Then I can torque the bolts to the full 75 ft/lbs...

...and the wheel will always turns easy. Some of you out there may have noticed that the 4 cylinder carriers have adjuster wheels that seem to be frozen up or at least hard to turn. All of my 4 cyl 3rds that I have used this method on turn as smooth as silk.

I monitored the backlash while torqueing the wheel threads to 140 ft/lb...that translates into an actual 14 inch/pounds of BEARING DRAG.

Backlash was recorded on every other tooth.

Guess I forgot to consider that the new bearing has more metal on it and this has the effect of pushing the pinion deeper into the ring gear. This pattern is too deep.


I tore it back down and took off .005" and it's still deep.


Another teardown and remove .0065". Now it looks a little shallow maybe.


...these pinions shots suggest also that the ring is still a touch shallow.


Teardown again...add .002"....I still want to see it a touch deeper than this.



Teardown and add .002" more....Now this I like

nice coast

The seal is prepared and tapped in place.

Even after sanding with fine sandpaper, the seal surface looked pitted and I thought it could still possibly leak.


A new triple-drilled flange will be used.

New is much better :)

Hope I have enough loctite on this nut...

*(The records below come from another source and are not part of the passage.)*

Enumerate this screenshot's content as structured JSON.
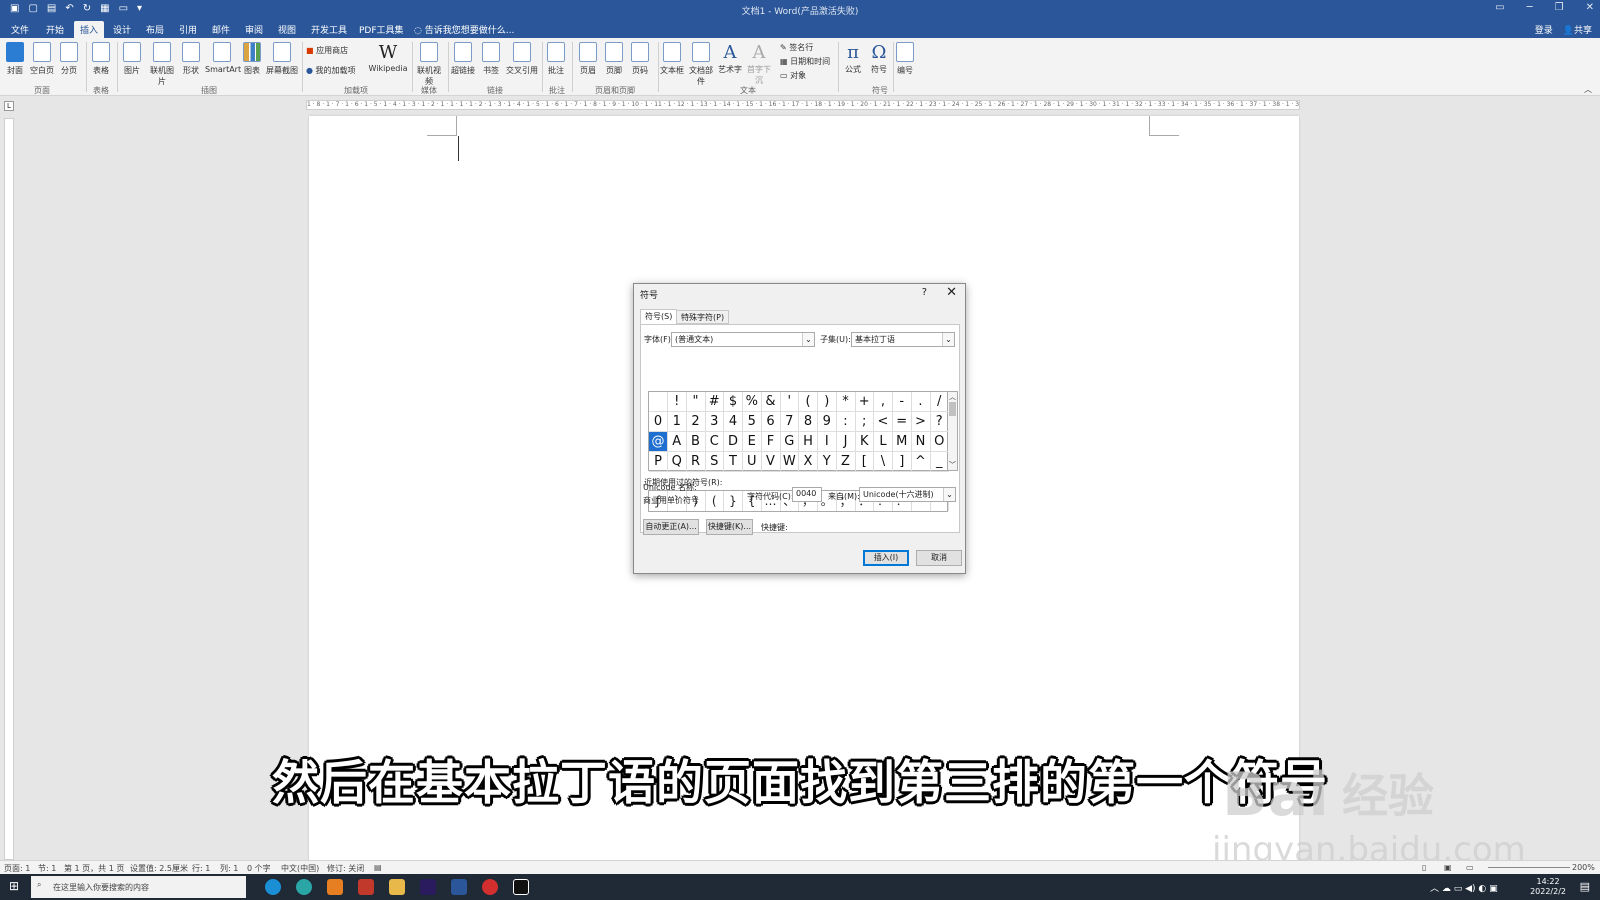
{
  "window": {
    "title": "文档1 - Word(产品激活失败)"
  },
  "tabs": [
    "文件",
    "开始",
    "插入",
    "设计",
    "布局",
    "引用",
    "邮件",
    "审阅",
    "视图",
    "开发工具",
    "PDF工具集"
  ],
  "tell_me": "告诉我您想要做什么...",
  "account": {
    "login": "登录",
    "share": "共享"
  },
  "ribbon": {
    "buttons": [
      "封面",
      "空白页",
      "分页",
      "表格",
      "图片",
      "联机图片",
      "形状",
      "SmartArt",
      "图表",
      "屏幕截图",
      "Wikipedia",
      "联机视频",
      "超链接",
      "书签",
      "交叉引用",
      "批注",
      "页眉",
      "页脚",
      "页码",
      "文本框",
      "文档部件",
      "艺术字",
      "首字下沉",
      "公式",
      "符号",
      "编号"
    ],
    "small": {
      "store": "应用商店",
      "addins": "我的加载项",
      "signature": "签名行",
      "datetime": "日期和时间",
      "object": "对象"
    },
    "groups": [
      "页面",
      "表格",
      "插图",
      "加载项",
      "媒体",
      "链接",
      "批注",
      "页眉和页脚",
      "文本",
      "符号"
    ]
  },
  "ruler": {
    "ticks": "1 · 8 · 1 · 7 · 1 · 6 · 1 · 5 · 1 · 4 · 1 · 3 · 1 · 2 · 1 · 1 · 1 · 1 · 2 · 1 · 3 · 1 · 4 · 1 · 5 · 1 · 6 · 1 · 7 · 1 · 8 · 1 · 9 · 1 · 10 · 1 · 11 · 1 · 12 · 1 · 13 · 1 · 14 · 1 · 15 · 1 · 16 · 1 · 17 · 1 · 18 · 1 · 19 · 1 · 20 · 1 · 21 · 1 · 22 · 1 · 23 · 1 · 24 · 1 · 25 · 1 · 26 · 1 · 27 · 1 · 28 · 1 · 29 · 1 · 30 · 1 · 31 · 1 · 32 · 1 · 33 · 1 · 34 · 1 · 35 · 1 · 36 · 1 · 37 · 1 · 38 · 1 · 39 · 1 · 40 · 1 · 41 · 1 · 42 · 1 · 43 · 1 · 44 · 1 · 45 · 1 · 46 · 1 · 47 · 1 · 48"
  },
  "dialog": {
    "title": "符号",
    "help": "?",
    "close": "✕",
    "tab_symbols": "符号(S)",
    "tab_special": "特殊字符(P)",
    "font_label": "字体(F):",
    "font_value": "(普通文本)",
    "subset_label": "子集(U):",
    "subset_value": "基本拉丁语",
    "symbols": [
      " ",
      "!",
      "\"",
      "#",
      "$",
      "%",
      "&",
      "'",
      "(",
      ")",
      "*",
      "+",
      ",",
      "-",
      ".",
      "/",
      "0",
      "1",
      "2",
      "3",
      "4",
      "5",
      "6",
      "7",
      "8",
      "9",
      ":",
      ";",
      "<",
      "=",
      ">",
      "?",
      "@",
      "A",
      "B",
      "C",
      "D",
      "E",
      "F",
      "G",
      "H",
      "I",
      "J",
      "K",
      "L",
      "M",
      "N",
      "O",
      "P",
      "Q",
      "R",
      "S",
      "T",
      "U",
      "V",
      "W",
      "X",
      "Y",
      "Z",
      "[",
      "\\",
      "]",
      "^",
      "_"
    ],
    "selected_index": 32,
    "recent_label": "近期使用过的符号(R):",
    "recent": [
      "ƒ",
      "`",
      ")",
      "(",
      "}",
      "{",
      "…",
      "、",
      "，",
      "。",
      "；",
      "：",
      "！",
      "？",
      "“",
      "”"
    ],
    "unicode_name_label": "Unicode 名称:",
    "unicode_name": "商业用单价符号",
    "char_code_label": "字符代码(C):",
    "char_code": "0040",
    "from_label": "来自(M):",
    "from_value": "Unicode(十六进制)",
    "autocorrect": "自动更正(A)...",
    "shortcut_key_btn": "快捷键(K)...",
    "shortcut_label": "快捷键:",
    "insert": "插入(I)",
    "cancel": "取消"
  },
  "caption": "然后在基本拉丁语的页面找到第三排的第一个符号",
  "watermark": {
    "brand": "Bai",
    "jingyan": "经验",
    "url": "jingyan.baidu.com"
  },
  "status": {
    "page": "页面: 1",
    "section": "节: 1",
    "pages": "第 1 页，共 1 页",
    "position": "设置值: 2.5厘米",
    "line": "行: 1",
    "col": "列: 1",
    "words": "0 个字",
    "lang": "中文(中国)",
    "track": "修订: 关闭",
    "zoom": "200%"
  },
  "taskbar": {
    "search": "在这里输入你要搜索的内容",
    "time": "14:22",
    "date": "2022/2/2"
  }
}
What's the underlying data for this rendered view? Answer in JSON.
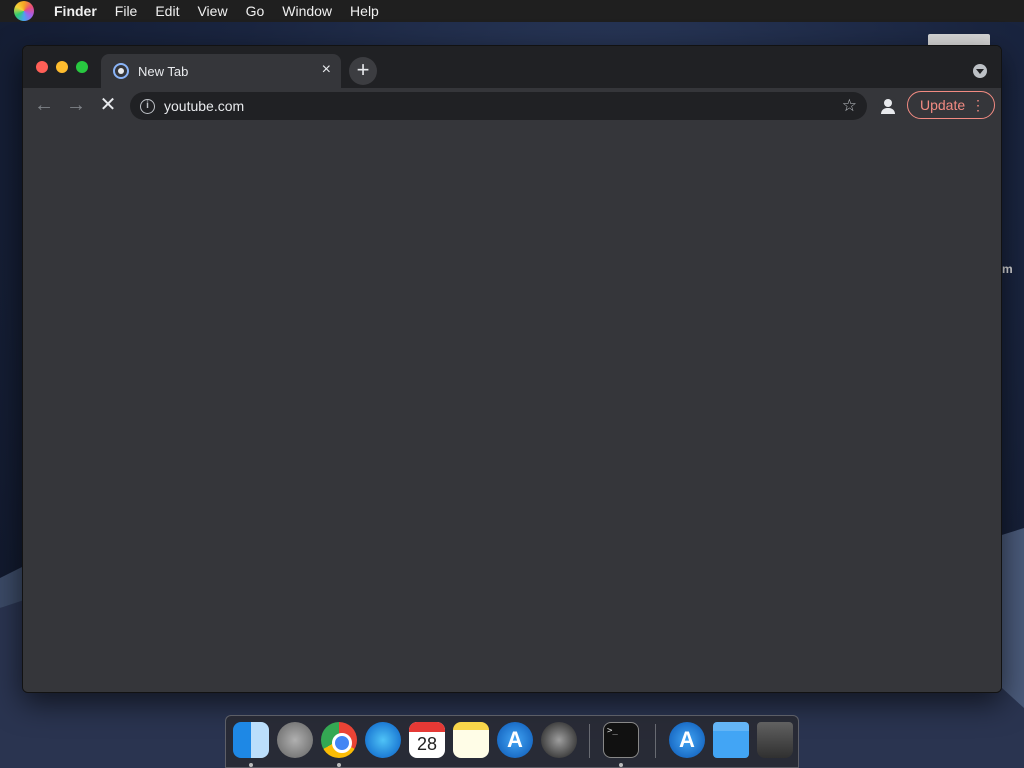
{
  "menubar": {
    "items": [
      "Finder",
      "File",
      "Edit",
      "View",
      "Go",
      "Window",
      "Help"
    ]
  },
  "desktop": {
    "partial_label": "m"
  },
  "browser": {
    "tab": {
      "title": "New Tab",
      "close_glyph": "×"
    },
    "new_tab_glyph": "+",
    "toolbar": {
      "back_glyph": "←",
      "forward_glyph": "→",
      "stop_glyph": "✕",
      "url": "youtube.com",
      "info_glyph": "i",
      "star_glyph": "☆",
      "update_label": "Update",
      "menu_glyph": "⋮"
    }
  },
  "dock": {
    "apps": [
      "Finder",
      "Launchpad",
      "Google Chrome",
      "Safari",
      "Calendar",
      "Notes",
      "App Store",
      "System Preferences",
      "Terminal",
      "Applications",
      "Downloads",
      "Trash"
    ],
    "calendar_day": "28",
    "terminal_prompt": ">_"
  },
  "colors": {
    "accent_update": "#f28b82",
    "window_bg": "#35363a",
    "tabstrip_bg": "#202124"
  }
}
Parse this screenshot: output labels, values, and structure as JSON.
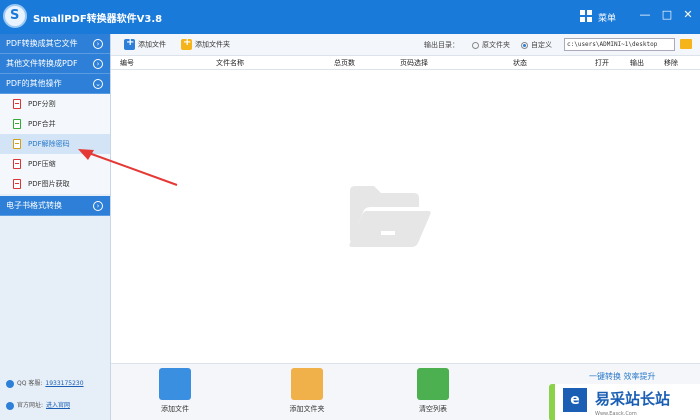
{
  "app": {
    "title": "SmallPDF转换器软件V3.8",
    "menu_label": "菜单"
  },
  "window_controls": {
    "minimize": "—",
    "maximize": "□",
    "close": "✕"
  },
  "sidebar": {
    "categories": [
      {
        "label": "PDF转换成其它文件"
      },
      {
        "label": "其他文件转换成PDF"
      },
      {
        "label": "PDF的其他操作"
      }
    ],
    "sub_items": [
      {
        "label": "PDF分割"
      },
      {
        "label": "PDF合并"
      },
      {
        "label": "PDF解除密码"
      },
      {
        "label": "PDF压缩"
      },
      {
        "label": "PDF图片获取"
      }
    ],
    "ebook_category": {
      "label": "电子书格式转换"
    },
    "qq_label": "QQ 客服:",
    "qq_value": "1933175230",
    "site_label": "官方网址:",
    "site_link": "进入官网"
  },
  "toolbar": {
    "add_file": "添加文件",
    "add_folder": "添加文件夹",
    "output_label": "输出目录：",
    "radio_original": "原文件夹",
    "radio_custom": "自定义",
    "path_value": "c:\\users\\ADMINI~1\\desktop"
  },
  "table": {
    "headers": [
      "编号",
      "文件名称",
      "总页数",
      "页码选择",
      "状态",
      "打开",
      "输出",
      "移除"
    ]
  },
  "bottom": {
    "add_file": "添加文件",
    "add_folder": "添加文件夹",
    "clear_list": "清空列表",
    "slogan": "一键转换  效率提升"
  },
  "watermark": {
    "text": "易采站长站",
    "url": "Www.Easck.Com"
  },
  "colors": {
    "primary": "#1a7ad9",
    "sidebar_category": "#2d7fd7",
    "convert_green": "#8bd24a",
    "arrow_red": "#e53935"
  },
  "icons": [
    "app-logo-icon",
    "menu-grid-icon",
    "chevron-icon",
    "pdf-file-icon",
    "add-file-icon",
    "add-folder-icon",
    "folder-icon",
    "empty-folder-icon",
    "clear-list-icon",
    "qq-icon",
    "site-icon",
    "annotation-arrow"
  ]
}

I have an electric impact wrench that pounds the pinion nuts on tight...but if I use this manual cheater bar, I can get between 1/16th and 1/8th of a turn more.




Done! ZUK :)